▸ **The task**
A verbatim repeat of the lines below is required, with the pictures removed.

=-=-=

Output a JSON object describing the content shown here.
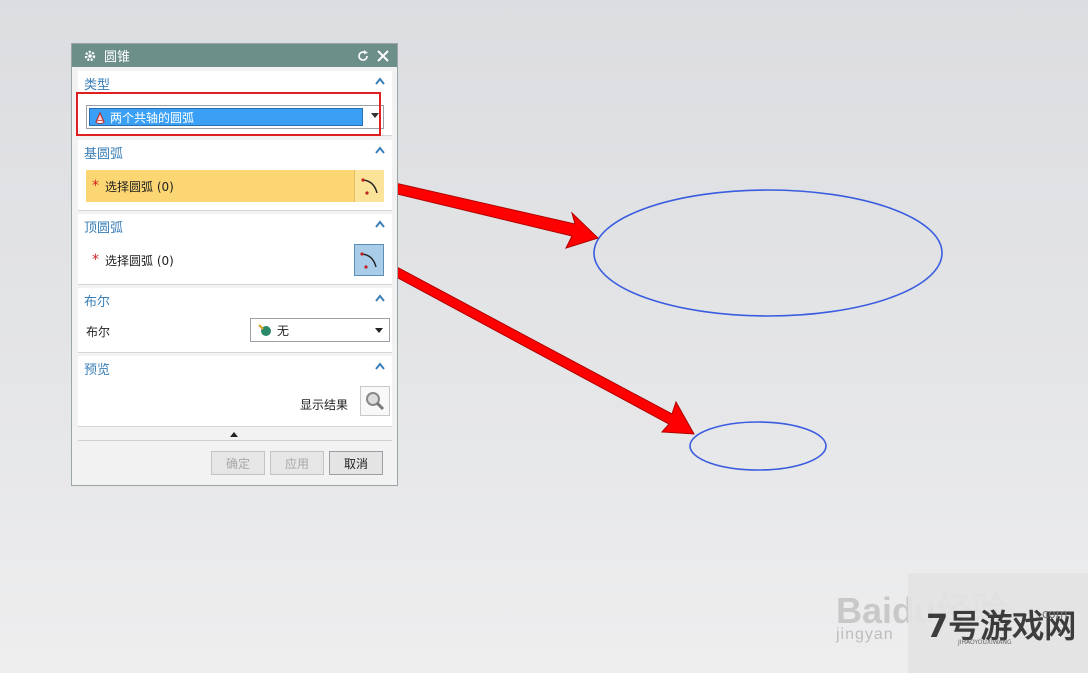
{
  "dialog": {
    "title": "圆锥",
    "type_section": {
      "label": "类型",
      "value": "两个共轴的圆弧"
    },
    "base_arc": {
      "label": "基圆弧",
      "select_text": "选择圆弧 (0)"
    },
    "top_arc": {
      "label": "顶圆弧",
      "select_text": "选择圆弧 (0)"
    },
    "boolean": {
      "label": "布尔",
      "field_label": "布尔",
      "value": "无"
    },
    "preview": {
      "label": "预览",
      "show_result": "显示结果"
    },
    "buttons": {
      "ok": "确定",
      "apply": "应用",
      "cancel": "取消"
    }
  },
  "colors": {
    "title_bar": "#6c8f8a",
    "section_header": "#3a7fb8",
    "selected_type": "#3aa0f5",
    "active_selection": "#fcd673",
    "annotation_arrow": "#ff0000",
    "ellipse": "#3a5ce0"
  },
  "watermark": {
    "baidu": "Baidu经验",
    "jingyan": "jingyan",
    "site": "7号游戏网",
    "site_sub": "JIHAOYOUXIWANG",
    "site_domain": ".com"
  }
}
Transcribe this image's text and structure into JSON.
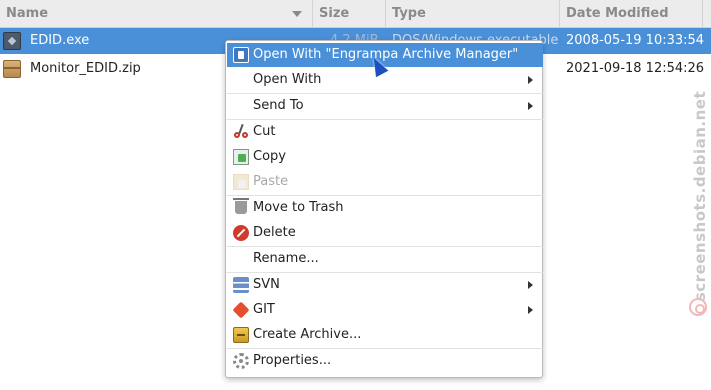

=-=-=

▸ **Result**
Output a JSON object describing the content shown here.
{
  "dialog": {
    "title": "圆锥",
    "type_section": {
      "label": "类型",
      "value": "两个共轴的圆弧"
    },
    "base_arc": {
      "label": "基圆弧",
      "select_text": "选择圆弧 (0)"
    },
    "top_arc": {
      "label": "顶圆弧",
      "select_text": "选择圆弧 (0)"
    },
    "boolean": {
      "label": "布尔",
      "field_label": "布尔",
      "value": "无"
    },
    "preview": {
      "label": "预览",
      "show_result": "显示结果"
    },
    "buttons": {
      "ok": "确定",
      "apply": "应用",
      "cancel": "取消"
    }
  },
  "colors": {
    "title_bar": "#6c8f8a",
    "section_header": "#3a7fb8",
    "selected_type": "#3aa0f5",
    "active_selection": "#fcd673",
    "annotation_arrow": "#ff0000",
    "ellipse": "#3a5ce0"
  },
  "watermark": {
    "baidu": "Baidu经验",
    "jingyan": "jingyan",
    "site": "7号游戏网",
    "site_sub": "JIHAOYOUXIWANG",
    "site_domain": ".com"
  }
}
Transcribe this image's text and structure into JSON.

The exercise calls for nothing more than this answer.